|International Classification||A01J15/14, B65B55/04, A23L3/00, B67C3/22, B65B31/04|
|Cooperative Classification||B67C3/222, B65B31/042|
|European Classification||B67C3/22B, B65B31/04B1|
|Feb 1, 2005||FPAY||Fee payment|
Year of fee payment: 4
|Jul 7, 2005||AS||Assignment|
Owner name: GENERAL MILLS MARKETING, INC., MINNESOTA
Free format text: ASSIGNMENT OF ASSIGNORS INTEREST;ASSIGNOR:PILLSBURY COMPANY, THE;REEL/FRAME:016480/0847
Effective date: 20050707
|Mar 2, 2009||FPAY||Fee payment|
Year of fee payment: 8

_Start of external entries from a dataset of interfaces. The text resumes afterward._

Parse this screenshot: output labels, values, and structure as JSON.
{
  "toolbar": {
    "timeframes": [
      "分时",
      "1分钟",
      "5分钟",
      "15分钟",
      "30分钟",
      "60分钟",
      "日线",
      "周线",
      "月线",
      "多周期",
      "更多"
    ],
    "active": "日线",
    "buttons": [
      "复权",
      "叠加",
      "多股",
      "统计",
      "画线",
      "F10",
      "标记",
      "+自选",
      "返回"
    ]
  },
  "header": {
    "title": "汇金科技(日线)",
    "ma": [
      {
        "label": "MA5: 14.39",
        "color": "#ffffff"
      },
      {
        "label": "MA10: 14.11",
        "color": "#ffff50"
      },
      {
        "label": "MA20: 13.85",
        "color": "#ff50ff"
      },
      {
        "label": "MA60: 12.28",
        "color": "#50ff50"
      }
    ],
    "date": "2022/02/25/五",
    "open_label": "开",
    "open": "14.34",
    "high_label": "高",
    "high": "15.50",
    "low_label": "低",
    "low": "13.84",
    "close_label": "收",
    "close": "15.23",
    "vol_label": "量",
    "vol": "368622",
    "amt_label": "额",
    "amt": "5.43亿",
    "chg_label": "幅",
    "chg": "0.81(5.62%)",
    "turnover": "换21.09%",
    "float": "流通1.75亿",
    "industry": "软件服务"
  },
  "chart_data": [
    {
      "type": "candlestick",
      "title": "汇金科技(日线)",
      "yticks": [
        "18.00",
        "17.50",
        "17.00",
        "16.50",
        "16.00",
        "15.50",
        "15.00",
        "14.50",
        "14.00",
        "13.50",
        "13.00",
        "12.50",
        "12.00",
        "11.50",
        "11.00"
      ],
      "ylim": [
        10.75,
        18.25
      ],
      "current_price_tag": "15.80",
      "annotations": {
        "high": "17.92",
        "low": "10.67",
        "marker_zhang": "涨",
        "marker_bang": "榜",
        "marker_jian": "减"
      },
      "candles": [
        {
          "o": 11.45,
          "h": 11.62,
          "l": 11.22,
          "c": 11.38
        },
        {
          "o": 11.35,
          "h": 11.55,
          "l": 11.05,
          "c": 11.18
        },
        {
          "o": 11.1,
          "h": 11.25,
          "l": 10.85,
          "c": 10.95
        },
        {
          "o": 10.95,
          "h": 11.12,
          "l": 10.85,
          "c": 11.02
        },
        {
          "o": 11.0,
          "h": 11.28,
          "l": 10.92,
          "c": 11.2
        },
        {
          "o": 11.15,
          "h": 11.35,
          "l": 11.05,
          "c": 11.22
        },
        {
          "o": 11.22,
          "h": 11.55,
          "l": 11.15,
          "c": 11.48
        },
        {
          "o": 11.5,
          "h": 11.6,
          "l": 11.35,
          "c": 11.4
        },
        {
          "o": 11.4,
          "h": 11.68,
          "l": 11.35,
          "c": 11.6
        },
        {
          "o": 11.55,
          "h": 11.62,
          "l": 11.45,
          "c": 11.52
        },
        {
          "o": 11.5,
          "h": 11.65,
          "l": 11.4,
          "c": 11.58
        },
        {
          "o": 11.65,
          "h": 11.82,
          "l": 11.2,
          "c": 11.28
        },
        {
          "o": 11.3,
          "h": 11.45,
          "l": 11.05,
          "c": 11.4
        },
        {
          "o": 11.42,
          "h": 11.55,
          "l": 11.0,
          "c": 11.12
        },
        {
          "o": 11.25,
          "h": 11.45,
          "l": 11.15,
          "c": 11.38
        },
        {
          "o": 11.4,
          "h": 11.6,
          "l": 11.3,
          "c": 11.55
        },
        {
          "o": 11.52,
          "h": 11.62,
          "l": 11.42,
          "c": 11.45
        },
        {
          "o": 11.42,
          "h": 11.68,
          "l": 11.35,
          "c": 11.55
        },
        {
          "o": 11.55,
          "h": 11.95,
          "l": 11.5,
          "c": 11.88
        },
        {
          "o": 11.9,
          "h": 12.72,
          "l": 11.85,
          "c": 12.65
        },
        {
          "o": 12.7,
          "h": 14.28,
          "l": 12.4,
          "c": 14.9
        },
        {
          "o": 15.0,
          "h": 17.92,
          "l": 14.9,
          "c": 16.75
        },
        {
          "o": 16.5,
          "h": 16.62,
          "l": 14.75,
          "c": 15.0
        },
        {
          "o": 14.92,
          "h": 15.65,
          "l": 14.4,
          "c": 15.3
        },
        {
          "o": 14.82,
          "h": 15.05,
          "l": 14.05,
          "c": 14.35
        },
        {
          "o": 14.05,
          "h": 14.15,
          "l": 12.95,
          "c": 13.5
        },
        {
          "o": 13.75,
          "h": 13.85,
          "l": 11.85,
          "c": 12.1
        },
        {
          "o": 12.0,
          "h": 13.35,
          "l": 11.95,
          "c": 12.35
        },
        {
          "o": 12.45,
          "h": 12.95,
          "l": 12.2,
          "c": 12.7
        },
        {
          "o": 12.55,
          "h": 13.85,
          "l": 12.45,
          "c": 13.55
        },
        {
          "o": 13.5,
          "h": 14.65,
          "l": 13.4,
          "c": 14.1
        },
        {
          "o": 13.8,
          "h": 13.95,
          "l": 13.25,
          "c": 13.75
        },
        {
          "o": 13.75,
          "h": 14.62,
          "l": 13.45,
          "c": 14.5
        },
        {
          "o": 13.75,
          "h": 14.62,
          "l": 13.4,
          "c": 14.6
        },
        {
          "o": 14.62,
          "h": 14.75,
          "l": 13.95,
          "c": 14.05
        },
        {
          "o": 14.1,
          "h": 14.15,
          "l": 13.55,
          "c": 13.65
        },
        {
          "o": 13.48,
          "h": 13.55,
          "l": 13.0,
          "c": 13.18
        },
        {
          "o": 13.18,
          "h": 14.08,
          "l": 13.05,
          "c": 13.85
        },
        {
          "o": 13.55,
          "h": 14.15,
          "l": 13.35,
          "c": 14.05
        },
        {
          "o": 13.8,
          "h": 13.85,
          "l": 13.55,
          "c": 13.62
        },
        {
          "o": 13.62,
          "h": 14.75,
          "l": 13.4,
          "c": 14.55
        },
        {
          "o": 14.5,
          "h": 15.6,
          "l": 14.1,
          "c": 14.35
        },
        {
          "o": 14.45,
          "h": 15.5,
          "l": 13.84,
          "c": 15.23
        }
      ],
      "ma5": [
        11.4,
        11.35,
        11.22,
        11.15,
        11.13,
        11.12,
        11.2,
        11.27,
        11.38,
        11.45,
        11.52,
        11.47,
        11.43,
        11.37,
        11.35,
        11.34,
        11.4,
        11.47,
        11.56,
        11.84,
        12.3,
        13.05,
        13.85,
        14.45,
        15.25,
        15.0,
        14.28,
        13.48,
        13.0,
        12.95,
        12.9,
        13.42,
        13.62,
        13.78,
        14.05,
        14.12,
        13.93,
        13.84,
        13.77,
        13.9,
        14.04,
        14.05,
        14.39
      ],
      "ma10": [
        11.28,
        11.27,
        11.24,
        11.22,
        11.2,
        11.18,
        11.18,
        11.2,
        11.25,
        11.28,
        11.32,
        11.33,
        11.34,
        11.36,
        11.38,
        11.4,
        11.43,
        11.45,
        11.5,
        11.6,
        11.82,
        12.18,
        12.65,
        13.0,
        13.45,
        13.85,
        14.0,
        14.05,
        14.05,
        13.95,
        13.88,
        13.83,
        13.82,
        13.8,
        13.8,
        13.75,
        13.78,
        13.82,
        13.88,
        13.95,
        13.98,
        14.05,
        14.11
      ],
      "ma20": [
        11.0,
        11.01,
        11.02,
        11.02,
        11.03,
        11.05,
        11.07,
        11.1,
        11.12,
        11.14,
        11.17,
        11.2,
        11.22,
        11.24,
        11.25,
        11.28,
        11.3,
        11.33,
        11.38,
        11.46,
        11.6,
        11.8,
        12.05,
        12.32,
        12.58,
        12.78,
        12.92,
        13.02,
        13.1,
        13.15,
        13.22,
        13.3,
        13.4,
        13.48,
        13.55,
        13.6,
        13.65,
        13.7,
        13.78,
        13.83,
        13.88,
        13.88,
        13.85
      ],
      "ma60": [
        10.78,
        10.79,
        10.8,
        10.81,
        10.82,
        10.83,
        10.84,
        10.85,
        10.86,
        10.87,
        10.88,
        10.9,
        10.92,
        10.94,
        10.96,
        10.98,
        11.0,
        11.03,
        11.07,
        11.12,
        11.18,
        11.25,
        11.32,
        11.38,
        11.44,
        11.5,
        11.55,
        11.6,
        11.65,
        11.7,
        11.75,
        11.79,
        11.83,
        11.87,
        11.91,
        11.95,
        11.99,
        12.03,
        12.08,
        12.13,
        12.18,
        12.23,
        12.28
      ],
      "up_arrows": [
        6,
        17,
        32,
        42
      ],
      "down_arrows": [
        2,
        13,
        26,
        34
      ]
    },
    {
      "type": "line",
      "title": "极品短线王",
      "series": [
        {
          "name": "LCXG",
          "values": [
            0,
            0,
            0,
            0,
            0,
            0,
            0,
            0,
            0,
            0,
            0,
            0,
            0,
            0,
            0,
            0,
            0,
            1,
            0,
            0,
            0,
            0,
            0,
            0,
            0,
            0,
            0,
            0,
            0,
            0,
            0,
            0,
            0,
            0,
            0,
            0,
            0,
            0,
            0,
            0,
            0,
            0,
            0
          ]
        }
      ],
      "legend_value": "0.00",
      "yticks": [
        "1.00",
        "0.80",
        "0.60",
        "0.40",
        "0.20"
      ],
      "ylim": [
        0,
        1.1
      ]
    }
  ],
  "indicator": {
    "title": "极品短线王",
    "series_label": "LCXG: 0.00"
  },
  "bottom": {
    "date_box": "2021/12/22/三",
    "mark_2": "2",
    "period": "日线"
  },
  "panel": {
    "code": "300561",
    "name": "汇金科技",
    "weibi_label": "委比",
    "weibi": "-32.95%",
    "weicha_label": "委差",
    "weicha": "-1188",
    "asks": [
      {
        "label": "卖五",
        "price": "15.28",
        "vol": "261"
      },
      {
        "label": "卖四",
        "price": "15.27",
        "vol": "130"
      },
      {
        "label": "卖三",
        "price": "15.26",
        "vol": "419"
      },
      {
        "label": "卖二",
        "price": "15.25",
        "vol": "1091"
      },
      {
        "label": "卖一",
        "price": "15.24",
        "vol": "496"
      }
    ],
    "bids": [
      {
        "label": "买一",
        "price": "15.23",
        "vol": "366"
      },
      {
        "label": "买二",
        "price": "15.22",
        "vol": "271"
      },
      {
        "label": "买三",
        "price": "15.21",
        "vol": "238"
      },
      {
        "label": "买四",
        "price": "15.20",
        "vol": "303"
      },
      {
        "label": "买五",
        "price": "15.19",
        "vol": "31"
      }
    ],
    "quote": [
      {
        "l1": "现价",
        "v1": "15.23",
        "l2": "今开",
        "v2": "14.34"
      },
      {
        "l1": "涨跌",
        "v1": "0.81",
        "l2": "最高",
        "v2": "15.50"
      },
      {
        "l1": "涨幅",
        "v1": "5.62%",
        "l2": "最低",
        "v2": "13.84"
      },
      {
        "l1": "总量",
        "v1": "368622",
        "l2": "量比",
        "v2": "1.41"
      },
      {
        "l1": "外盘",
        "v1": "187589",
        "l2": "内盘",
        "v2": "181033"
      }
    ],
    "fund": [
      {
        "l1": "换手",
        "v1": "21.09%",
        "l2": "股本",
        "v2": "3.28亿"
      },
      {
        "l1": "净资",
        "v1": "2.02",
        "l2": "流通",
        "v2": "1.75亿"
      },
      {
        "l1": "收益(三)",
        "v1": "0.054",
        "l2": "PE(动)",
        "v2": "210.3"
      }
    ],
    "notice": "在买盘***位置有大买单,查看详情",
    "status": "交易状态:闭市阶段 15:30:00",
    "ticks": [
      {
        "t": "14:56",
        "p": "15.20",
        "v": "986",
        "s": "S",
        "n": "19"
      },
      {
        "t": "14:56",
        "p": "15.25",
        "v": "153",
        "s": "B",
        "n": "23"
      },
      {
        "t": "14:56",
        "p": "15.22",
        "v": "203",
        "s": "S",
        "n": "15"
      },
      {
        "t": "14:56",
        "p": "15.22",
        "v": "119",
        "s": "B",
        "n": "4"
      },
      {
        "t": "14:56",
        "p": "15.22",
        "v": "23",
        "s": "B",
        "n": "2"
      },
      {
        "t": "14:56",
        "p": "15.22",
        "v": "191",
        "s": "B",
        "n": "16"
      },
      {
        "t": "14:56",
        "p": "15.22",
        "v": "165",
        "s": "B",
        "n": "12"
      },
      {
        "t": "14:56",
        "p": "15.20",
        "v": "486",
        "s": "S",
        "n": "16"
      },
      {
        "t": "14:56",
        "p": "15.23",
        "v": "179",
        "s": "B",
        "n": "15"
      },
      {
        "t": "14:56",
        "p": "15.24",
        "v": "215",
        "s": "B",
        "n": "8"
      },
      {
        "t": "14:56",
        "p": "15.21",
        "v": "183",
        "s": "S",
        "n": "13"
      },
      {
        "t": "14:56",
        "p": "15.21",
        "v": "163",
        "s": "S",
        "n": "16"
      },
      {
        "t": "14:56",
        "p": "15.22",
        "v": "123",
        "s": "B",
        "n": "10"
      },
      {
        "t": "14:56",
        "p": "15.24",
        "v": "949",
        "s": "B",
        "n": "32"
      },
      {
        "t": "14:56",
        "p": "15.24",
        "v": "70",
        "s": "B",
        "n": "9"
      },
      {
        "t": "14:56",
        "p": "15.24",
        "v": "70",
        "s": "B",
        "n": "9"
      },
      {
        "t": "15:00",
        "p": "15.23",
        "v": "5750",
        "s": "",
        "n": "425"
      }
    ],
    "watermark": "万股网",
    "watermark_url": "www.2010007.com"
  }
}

|Jan 23, 2013||AS||Assignment|
Free format text: ASSIGNMENT OF ASSIGNORS INTEREST;ASSIGNOR:GENERAL MILLS MARKETING, INC.;REEL/FRAME:029682/0075
Effective date: 20120711
Owner name: GENERAL MILLS, INC., MINNESOTA
|Apr 8, 2013||REMI||Maintenance fee reminder mailed|
|Aug 28, 2013||LAPS||Lapse for failure to pay maintenance fees|
|Oct 15, 2013||FP||Expired due to failure to pay maintenance fee|
Effective date: 20130828